We have futher light on this from the Uchiyama family. You may have heard that Kosho Uchiyama died last March in his 80s. A Buddhist priest living in a monastery, Uchiyama was of the same generation as Yoshizawa, and shared an interest in Origami. In 1958 he published a colorful book of Origami for children called "Origami Zukan", which was compared at the time with Yoshizawa's "Origami Tokuhon", which was published the previous year, 1957. The difference was that Uchiyama's book contained more cutting than that of Yoshizawa. Although Uchiyama had some fine models, the standard of his folding was not as fine as that of Yoshizawa. Neverthelesss, he was a close rival and Kosho Uchiyama went on to publish several more books for adults and children, which (according to the newly prevailing ideas, frowning upon it), contained much less cutting.
A profile by Peter Van Note of 'three generations of paperfolders - the family Uchiyama' - grandmother, father and son - appeared in Vol 4: Issue 1 of 'The Origamian' for Spring 1964:
The same edition of 'The Origamian' includes diagrams for two of his designs:
Turtle (Cut) by Koshio Uchiyama
(from a base by Michio Uchiyama)
Sea Bream (2-part Compound Design) by Koshio Uchiyama
Vol 4: Issue 2 of 'The Origamian' for Summer 1964 contains a report of 'A Paperfolder's Trip to Japan' by Florence Temko, which describes her meeting with Koshio Uchiyama.

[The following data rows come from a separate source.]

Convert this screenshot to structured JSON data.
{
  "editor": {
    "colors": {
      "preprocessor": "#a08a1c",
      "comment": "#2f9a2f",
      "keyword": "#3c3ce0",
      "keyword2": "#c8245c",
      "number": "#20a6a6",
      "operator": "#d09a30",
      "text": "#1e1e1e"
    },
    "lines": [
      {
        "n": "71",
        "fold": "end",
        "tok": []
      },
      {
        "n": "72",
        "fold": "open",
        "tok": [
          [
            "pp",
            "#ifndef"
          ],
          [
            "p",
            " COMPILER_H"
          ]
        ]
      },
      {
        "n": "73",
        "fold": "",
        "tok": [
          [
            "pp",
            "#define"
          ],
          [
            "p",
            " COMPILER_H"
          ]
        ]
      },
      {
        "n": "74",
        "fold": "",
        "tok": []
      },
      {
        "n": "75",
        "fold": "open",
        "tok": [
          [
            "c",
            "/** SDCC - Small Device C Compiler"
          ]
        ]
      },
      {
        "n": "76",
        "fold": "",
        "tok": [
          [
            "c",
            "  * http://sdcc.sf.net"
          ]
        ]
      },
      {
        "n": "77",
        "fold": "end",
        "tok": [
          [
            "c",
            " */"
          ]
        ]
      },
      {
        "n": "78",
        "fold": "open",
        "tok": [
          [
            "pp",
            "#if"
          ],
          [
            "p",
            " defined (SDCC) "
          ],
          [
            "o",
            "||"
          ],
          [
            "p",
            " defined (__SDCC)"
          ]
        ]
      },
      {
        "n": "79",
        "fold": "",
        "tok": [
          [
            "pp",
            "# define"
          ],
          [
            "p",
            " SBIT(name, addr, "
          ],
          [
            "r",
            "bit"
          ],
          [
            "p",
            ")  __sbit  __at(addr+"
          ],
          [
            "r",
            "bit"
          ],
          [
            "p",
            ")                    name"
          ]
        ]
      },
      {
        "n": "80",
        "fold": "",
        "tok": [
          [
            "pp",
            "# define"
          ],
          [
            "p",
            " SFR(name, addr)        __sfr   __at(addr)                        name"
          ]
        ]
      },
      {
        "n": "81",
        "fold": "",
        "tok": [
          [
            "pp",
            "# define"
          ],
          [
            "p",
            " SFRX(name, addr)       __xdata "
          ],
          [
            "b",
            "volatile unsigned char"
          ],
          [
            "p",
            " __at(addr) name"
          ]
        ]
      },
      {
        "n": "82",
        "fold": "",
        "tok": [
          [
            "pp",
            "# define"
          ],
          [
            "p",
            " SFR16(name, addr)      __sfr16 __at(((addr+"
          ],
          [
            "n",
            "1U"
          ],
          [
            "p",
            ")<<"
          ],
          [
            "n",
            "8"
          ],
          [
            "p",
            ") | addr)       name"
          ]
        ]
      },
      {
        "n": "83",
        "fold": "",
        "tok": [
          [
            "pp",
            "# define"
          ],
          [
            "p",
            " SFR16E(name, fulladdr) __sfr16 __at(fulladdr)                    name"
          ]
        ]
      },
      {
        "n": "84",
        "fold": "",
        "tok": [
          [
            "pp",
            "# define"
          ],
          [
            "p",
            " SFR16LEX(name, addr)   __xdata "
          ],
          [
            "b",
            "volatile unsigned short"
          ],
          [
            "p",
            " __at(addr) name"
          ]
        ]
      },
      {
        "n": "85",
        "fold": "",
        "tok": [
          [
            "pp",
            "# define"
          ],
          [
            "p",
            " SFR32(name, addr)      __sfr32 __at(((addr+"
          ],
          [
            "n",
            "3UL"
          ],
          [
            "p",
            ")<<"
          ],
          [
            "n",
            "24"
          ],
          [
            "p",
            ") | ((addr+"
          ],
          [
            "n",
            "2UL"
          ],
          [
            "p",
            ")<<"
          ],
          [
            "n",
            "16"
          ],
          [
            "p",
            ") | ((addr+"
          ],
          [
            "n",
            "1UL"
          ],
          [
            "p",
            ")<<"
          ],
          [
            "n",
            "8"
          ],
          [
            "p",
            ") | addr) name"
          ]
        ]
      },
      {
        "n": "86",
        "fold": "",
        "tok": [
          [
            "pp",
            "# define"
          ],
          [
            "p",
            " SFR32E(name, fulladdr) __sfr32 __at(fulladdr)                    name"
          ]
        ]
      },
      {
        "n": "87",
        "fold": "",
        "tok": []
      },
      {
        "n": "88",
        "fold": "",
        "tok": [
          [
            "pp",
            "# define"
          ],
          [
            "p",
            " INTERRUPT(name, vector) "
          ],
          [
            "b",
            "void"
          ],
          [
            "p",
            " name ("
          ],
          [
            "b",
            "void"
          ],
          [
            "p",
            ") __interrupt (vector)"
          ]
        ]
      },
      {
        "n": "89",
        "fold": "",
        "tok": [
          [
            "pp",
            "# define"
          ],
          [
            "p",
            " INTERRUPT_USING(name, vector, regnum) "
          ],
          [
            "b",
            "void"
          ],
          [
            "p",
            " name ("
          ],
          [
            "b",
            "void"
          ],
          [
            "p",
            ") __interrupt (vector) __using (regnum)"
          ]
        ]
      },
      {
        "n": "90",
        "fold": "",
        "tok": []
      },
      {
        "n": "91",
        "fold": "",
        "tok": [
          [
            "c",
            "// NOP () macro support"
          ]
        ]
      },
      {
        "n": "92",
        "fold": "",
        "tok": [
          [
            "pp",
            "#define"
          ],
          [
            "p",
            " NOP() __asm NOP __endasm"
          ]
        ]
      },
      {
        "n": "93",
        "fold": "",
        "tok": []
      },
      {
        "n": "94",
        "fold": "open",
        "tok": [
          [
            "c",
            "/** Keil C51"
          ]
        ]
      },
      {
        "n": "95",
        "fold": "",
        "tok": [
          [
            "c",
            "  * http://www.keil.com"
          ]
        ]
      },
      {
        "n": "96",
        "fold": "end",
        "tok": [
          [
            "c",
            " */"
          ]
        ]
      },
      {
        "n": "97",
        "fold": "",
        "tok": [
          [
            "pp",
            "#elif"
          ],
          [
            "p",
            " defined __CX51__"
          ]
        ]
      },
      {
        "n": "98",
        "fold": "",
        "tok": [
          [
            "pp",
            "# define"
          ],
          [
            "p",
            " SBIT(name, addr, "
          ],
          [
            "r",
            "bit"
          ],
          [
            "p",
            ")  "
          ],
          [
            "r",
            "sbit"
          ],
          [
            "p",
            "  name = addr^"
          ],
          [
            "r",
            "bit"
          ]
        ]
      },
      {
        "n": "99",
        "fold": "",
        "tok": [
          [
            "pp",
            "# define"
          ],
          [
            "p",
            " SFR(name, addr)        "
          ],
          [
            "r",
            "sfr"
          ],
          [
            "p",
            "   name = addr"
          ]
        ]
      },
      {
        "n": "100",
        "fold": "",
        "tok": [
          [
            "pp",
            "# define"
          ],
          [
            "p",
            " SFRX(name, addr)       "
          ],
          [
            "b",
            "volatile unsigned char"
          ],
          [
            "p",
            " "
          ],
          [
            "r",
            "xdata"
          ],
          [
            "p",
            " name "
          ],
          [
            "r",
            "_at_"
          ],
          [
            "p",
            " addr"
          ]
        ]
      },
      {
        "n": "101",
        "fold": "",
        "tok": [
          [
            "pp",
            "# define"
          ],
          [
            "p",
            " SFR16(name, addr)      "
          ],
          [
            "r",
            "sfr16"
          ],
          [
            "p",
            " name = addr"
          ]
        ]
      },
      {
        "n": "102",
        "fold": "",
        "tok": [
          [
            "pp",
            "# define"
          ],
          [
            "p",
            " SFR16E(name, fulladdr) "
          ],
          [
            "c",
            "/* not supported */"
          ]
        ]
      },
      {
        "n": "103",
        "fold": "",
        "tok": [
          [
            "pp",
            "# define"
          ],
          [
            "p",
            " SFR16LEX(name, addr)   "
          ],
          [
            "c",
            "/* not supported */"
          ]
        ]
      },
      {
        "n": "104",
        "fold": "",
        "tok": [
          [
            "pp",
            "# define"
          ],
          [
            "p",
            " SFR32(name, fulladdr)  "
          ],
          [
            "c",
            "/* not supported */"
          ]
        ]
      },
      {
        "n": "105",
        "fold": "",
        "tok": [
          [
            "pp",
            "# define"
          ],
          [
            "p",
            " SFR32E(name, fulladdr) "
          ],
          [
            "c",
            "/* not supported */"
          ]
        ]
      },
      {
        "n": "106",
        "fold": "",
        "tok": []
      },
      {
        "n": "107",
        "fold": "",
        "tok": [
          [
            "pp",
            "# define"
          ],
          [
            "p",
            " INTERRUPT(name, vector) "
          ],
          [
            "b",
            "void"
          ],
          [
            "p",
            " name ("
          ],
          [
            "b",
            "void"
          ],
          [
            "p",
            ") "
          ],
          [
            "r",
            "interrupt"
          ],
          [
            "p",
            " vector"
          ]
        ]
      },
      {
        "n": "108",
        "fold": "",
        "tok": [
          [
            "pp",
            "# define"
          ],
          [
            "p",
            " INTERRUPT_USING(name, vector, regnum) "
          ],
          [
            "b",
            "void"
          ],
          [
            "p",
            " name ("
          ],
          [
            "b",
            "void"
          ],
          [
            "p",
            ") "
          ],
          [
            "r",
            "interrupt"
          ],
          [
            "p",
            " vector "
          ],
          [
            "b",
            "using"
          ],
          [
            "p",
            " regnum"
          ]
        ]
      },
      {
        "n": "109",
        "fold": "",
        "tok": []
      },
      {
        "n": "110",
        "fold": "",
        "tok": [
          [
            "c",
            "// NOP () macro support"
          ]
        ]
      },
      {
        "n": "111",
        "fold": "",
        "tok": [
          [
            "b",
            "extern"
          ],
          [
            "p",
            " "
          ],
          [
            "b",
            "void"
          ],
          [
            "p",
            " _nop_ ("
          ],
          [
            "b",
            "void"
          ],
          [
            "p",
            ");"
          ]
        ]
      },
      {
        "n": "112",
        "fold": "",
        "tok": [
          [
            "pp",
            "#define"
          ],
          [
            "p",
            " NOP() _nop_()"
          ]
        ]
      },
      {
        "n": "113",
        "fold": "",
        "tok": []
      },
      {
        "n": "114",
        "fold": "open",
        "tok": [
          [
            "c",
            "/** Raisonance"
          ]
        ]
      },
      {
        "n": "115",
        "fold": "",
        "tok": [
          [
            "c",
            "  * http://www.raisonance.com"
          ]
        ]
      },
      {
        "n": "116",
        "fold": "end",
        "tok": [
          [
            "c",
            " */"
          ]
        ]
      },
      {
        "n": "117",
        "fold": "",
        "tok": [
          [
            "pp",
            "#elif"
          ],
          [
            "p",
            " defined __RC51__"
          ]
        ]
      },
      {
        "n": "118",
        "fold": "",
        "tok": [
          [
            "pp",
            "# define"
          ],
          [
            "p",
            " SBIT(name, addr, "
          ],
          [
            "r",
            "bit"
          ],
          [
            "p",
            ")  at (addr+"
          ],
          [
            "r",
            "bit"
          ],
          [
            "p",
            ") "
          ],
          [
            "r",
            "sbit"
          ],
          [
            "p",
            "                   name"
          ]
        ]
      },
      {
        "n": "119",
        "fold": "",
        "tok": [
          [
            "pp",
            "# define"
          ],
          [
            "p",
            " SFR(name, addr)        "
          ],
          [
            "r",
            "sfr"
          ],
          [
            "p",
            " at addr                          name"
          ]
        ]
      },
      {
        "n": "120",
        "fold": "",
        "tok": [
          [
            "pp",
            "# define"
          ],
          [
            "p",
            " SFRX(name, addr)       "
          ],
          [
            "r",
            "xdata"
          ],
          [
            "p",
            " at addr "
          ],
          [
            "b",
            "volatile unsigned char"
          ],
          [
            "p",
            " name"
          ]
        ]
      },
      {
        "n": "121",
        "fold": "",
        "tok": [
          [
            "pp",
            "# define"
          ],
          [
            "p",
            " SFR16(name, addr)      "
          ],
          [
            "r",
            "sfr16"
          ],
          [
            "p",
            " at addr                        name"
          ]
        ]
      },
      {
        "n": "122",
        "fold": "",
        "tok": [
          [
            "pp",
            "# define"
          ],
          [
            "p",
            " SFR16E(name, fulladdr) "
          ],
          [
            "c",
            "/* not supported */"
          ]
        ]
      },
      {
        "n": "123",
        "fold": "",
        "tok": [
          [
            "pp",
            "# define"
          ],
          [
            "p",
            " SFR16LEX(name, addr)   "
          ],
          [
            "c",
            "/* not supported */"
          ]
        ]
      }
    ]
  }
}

'Secrets of Origami', by Robert Harbin, which was published by Oldbourne Book Company in London in 1964, contained diagrams for a number of Kosho Uchiyama's designs:
Japanese Gentleman (Cut)
Japanese Lady (Cut)
Salt Cellar Table (also attributed to Jack L Skillman)
'The Origamian' Vol 7: Issue 3 of Winter 1967 contains an article by Toshie Takahama titled 'Origami in Japan Today' in which Koshio Uchiyama is mentioned.
Two of the designs from 'Secrets of Origami', the Japanese Lady (Cut) and Japanese Gentleman (Cut) also appear in 'Your Book of Paperfolding' by Vanessa and Eric de Maré, which was published by Faber and Faber in London in 1968, but without attribution.